Over at , the Pimms cup contains sweet basil. At , the Prosecco and Wild Celery cocktail features the distinctly celery-like flavor of lovage. And across the way at the , a gin concoction known as the Garden Snake contains Thai basil.

Mixing herbal drinks is a compelling practice: for one, it allows you to infuse the fresh flavors of the season into the most refreshing tipples of the season. And it allows you to preserve them: pulling the herbaceous character of fragrant herbs into a simple sugar syrup means you can enjoy them long past when that short-lived bunch of Greenmarket basil has begun to blacken.

Herbal syrups also have uses far beyond cocktail hour. They will sweeten and flavor non-alcoholic beverages like iced tea and lemonade, they can be fizzed with seltzer for a homemade soda, and they can even be poured over scraped ice if you’re into adult snow cones. Plus, stoppered in an attractive bottle, they make a nice summery gift.

It’s hard to imagine needing to preserve the bounty of summer ingredients newly available at the Greenmarket, but drinking them in feels like the thing to do.

Chamomile-Vanilla Syrup
Uses: Iced tea, lemonade, mix with sparkling wine, drizzle over yogurt or fresh peaches
Makes about 1 cup

1 cup sugar
¼ cup fresh chamomile blossoms
1 vanilla bean, split lengthwise, seeds scraped

  1. In a small saucepan over medium heat, combine the ingredients with a cup of water. Bring to a boil, stirring to dissolve sugar.
  2. Boil for 1 minute then remove from the heat. Let cool for an hour before straining the syrup into a clean jar. Add the vanilla bean pod back to the strained syrup and store in the refrigerator for up to 2 weeks.

Rosemary-Lemon Syrup
Uses: Cocktails containing citrus or gin, lemonade, drizzle over lemon sorbet or pound cake
Makes about 1 cup

1 cup sugar
1 1/2 tablespoons chopped fresh rosemary needles
Zest of 1 lemon, removed with a vegetable peeler

  1. In a small saucepan over medium heat, combine the ingredients with a cup of water. Bring to a boil, stirring to dissolve sugar.
  2. Boil for 1 minute then remove from the heat. Let cool for an hour before straining the syrup into a clean jar.

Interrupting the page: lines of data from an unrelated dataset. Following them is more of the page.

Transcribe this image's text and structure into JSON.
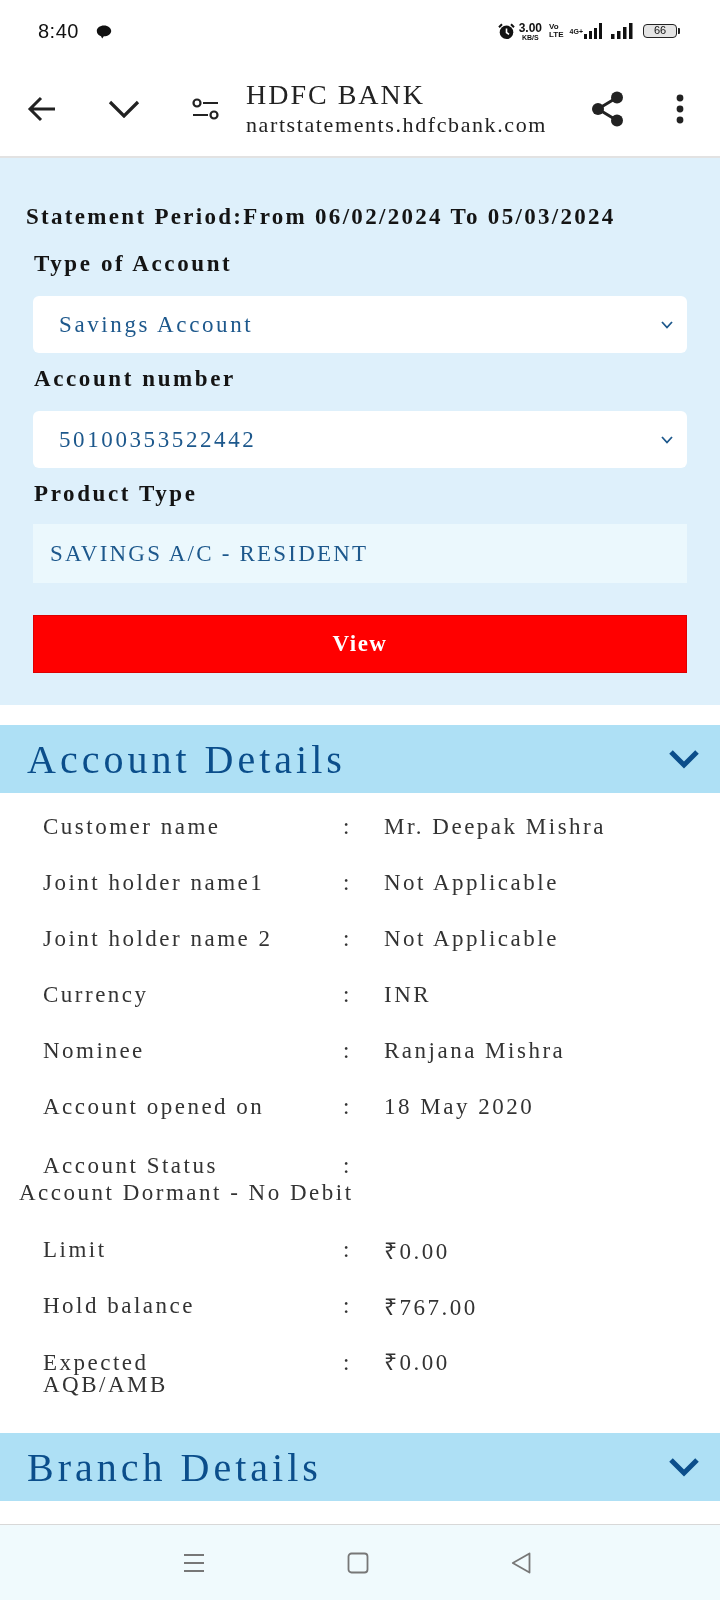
{
  "status_bar": {
    "time": "8:40",
    "net_speed": "3.00",
    "net_speed_unit": "KB/S",
    "volte": [
      "Vo",
      "LTE"
    ],
    "network": "4G+",
    "battery": "66"
  },
  "toolbar": {
    "title": "HDFC BANK",
    "url": "nartstatements.hdfcbank.com"
  },
  "statement": {
    "period": "Statement Period:From 06/02/2024 To 05/03/2024",
    "fields": [
      {
        "kind": "select",
        "label": "Type of Account",
        "value": "Savings Account"
      },
      {
        "kind": "select",
        "label": "Account number",
        "value": "50100353522442"
      },
      {
        "kind": "readonly",
        "label": "Product Type",
        "value": "SAVINGS A/C - RESIDENT"
      }
    ],
    "button": "View"
  },
  "sections": [
    {
      "title": "Account Details",
      "rows": [
        {
          "kind": "inline",
          "label": "Customer name",
          "separator": ":",
          "value": "Mr. Deepak Mishra"
        },
        {
          "kind": "inline",
          "label": "Joint holder name1",
          "separator": ":",
          "value": "Not Applicable"
        },
        {
          "kind": "inline",
          "label": "Joint holder name 2",
          "separator": ":",
          "value": "Not Applicable"
        },
        {
          "kind": "inline",
          "label": "Currency",
          "separator": ":",
          "value": "INR"
        },
        {
          "kind": "inline",
          "label": "Nominee",
          "separator": ":",
          "value": "Ranjana Mishra"
        },
        {
          "kind": "inline",
          "label": "Account opened on",
          "separator": ":",
          "value": "18 May 2020"
        },
        {
          "kind": "value_below",
          "label": "Account Status",
          "separator": ":",
          "value": "Account Dormant - No Debit"
        },
        {
          "kind": "inline",
          "label": "Limit",
          "separator": ":",
          "value": "₹0.00"
        },
        {
          "kind": "inline",
          "label": "Hold balance",
          "separator": ":",
          "value": "₹767.00"
        },
        {
          "kind": "wrapped_label",
          "label": "Expected AQB/AMB",
          "separator": ":",
          "value": "₹0.00"
        }
      ]
    },
    {
      "title": "Branch Details"
    }
  ]
}
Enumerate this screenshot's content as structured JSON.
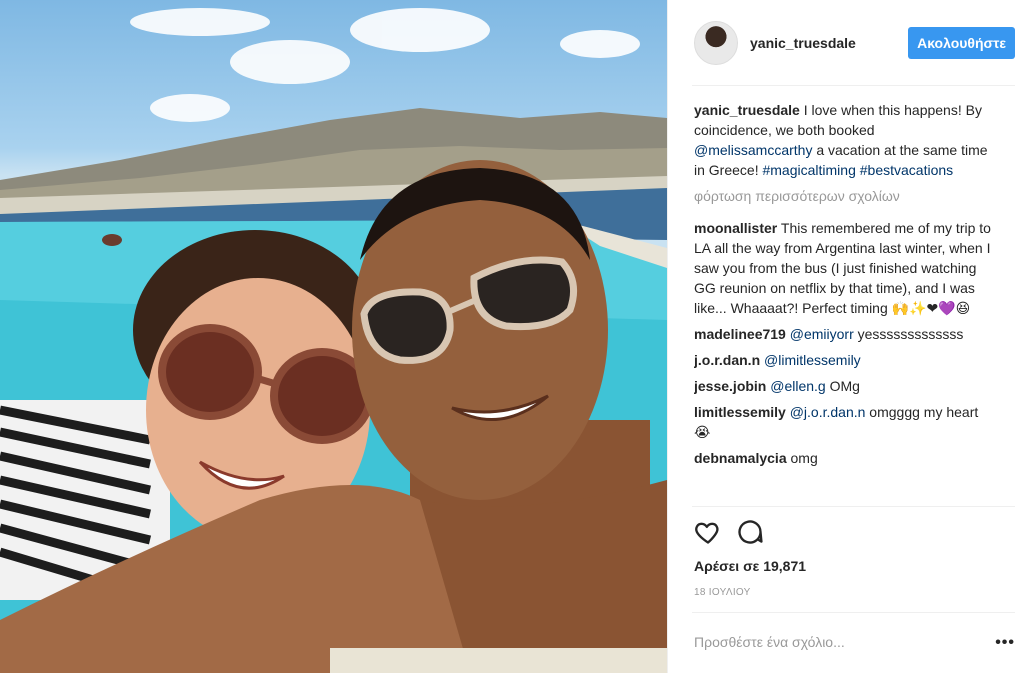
{
  "header": {
    "username": "yanic_truesdale",
    "follow_label": "Ακολουθήστε"
  },
  "caption": {
    "user": "yanic_truesdale",
    "text_1": " I love when this happens! By coincidence, we both booked ",
    "mention": "@melissamccarthy",
    "text_2": " a vacation at the same time in Greece! ",
    "hashtag_1": "#magicaltiming",
    "hashtag_2": "#bestvacations"
  },
  "load_more_label": "φόρτωση περισσότερων σχολίων",
  "comments": [
    {
      "user": "moonallister",
      "text": " This remembered me of my trip to LA all the way from Argentina last winter, when I saw you from the bus (I just finished watching GG reunion on netflix by that time), and I was like... Whaaaat?! Perfect timing 🙌✨❤💜😆"
    },
    {
      "user": "madelinee719",
      "mention": "@emiiyorr",
      "text": " yesssssssssssss"
    },
    {
      "user": "j.o.r.dan.n",
      "mention": "@limitlessemily",
      "text": ""
    },
    {
      "user": "jesse.jobin",
      "mention": "@ellen.g",
      "text": " OMg"
    },
    {
      "user": "limitlessemily",
      "mention": "@j.o.r.dan.n",
      "text": " omgggg my heart 😭"
    },
    {
      "user": "debnamalycia",
      "text": " omg"
    }
  ],
  "likes_label": "Αρέσει σε 19,871",
  "date_label": "18 ΙΟΥΛΙΟΥ",
  "add_comment_placeholder": "Προσθέστε ένα σχόλιο...",
  "more_label": "•••",
  "icons": {
    "like": "heart-outline-icon",
    "comment": "speech-bubble-icon",
    "more": "ellipsis-icon"
  },
  "colors": {
    "follow_button": "#3897f0",
    "link": "#003569",
    "muted": "#999999"
  }
}
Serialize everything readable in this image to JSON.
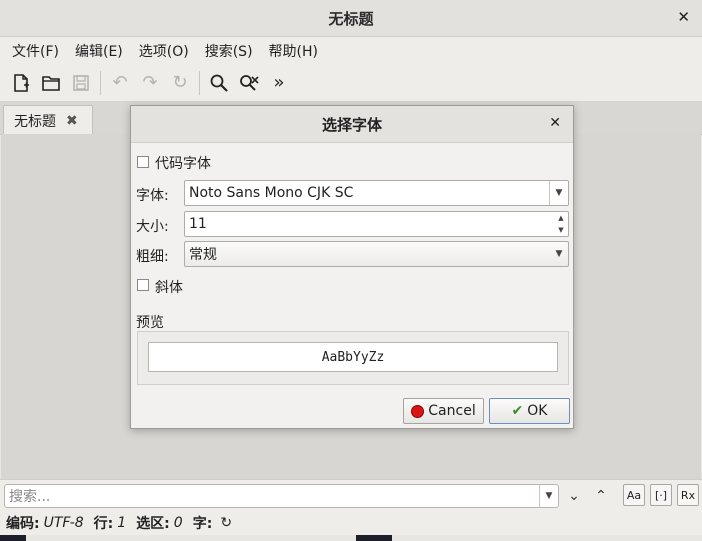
{
  "window": {
    "title": "无标题"
  },
  "menu": [
    "文件(F)",
    "编辑(E)",
    "选项(O)",
    "搜索(S)",
    "帮助(H)"
  ],
  "tab": {
    "label": "无标题"
  },
  "dialog": {
    "title": "选择字体",
    "code_font_label": "代码字体",
    "font_label": "字体:",
    "font_value": "Noto Sans Mono CJK SC",
    "size_label": "大小:",
    "size_value": "11",
    "weight_label": "粗细:",
    "weight_value": "常规",
    "italic_label": "斜体",
    "preview_label": "预览",
    "preview_text": "AaBbYyZz",
    "cancel_label": "Cancel",
    "ok_label": "OK"
  },
  "search": {
    "placeholder": "搜索..."
  },
  "status": {
    "encoding_label": "编码:",
    "encoding_value": "UTF-8",
    "line_label": "行:",
    "line_value": "1",
    "selection_label": "选区:",
    "selection_value": "0",
    "char_label": "字:"
  },
  "icons": {
    "new": "new-file-icon",
    "open": "open-folder-icon",
    "save": "save-icon",
    "undo": "undo-icon",
    "redo": "redo-icon",
    "reload": "reload-icon",
    "find": "search-icon",
    "replace": "replace-icon",
    "more": "more-icon"
  }
}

Store in the refrigerator for up to 2 weeks.

Basil-Mint Syrup
Uses: Iced tea, light rum–based drinks, drizzle over strawberries or melon
Makes about 1 cup

1 cup sugar
¼ bunch each fresh basil and mint

  1. In a small saucepan over medium heat, combine the ingredients with a cup of water. Bring to a boil, stirring to dissolve sugar.
  2. Boil for 1 minute then remove from the heat. Let cool for an hour before straining the syrup into a clean jar. Store in the refrigerator for up to 2 weeks.

Boards

More »
Got a question? Something on your mind? Talk to your community, directly.
Note Article
Just a short thought to get the word out quickly about anything in your neighborhood.
Share something with your neighbors.What's on your mind?What's on your mind?Make an announcement, speak your mind, or sell somethingPost something